Data records:
"""

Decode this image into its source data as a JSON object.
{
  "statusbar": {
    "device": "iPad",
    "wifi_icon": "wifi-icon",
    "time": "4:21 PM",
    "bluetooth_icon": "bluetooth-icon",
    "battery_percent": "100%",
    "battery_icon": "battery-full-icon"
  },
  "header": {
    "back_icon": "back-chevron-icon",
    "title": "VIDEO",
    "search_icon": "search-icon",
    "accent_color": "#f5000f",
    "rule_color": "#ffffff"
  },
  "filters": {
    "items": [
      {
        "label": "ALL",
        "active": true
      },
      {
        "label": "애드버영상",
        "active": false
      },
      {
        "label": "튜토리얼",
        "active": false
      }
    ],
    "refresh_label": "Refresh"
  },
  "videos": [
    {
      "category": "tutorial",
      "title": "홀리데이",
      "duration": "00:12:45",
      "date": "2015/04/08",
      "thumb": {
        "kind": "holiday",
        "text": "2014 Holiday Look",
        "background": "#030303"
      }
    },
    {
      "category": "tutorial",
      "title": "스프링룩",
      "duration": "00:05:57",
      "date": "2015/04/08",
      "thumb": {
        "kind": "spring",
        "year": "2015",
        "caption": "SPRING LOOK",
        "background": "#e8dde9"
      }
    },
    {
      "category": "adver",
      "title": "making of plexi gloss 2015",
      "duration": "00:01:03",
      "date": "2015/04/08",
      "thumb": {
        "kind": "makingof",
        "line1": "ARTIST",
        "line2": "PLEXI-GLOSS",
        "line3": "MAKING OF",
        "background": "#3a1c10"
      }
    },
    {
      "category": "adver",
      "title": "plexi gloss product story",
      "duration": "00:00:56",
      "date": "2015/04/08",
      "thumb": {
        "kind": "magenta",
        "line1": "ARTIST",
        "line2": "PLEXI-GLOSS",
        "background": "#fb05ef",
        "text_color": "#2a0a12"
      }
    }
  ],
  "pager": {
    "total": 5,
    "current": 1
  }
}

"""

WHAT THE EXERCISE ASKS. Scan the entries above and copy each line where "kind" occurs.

THE ANSWER.
        "kind": "holiday",
        "kind": "spring",
        "kind": "makingof",
        "kind": "magenta",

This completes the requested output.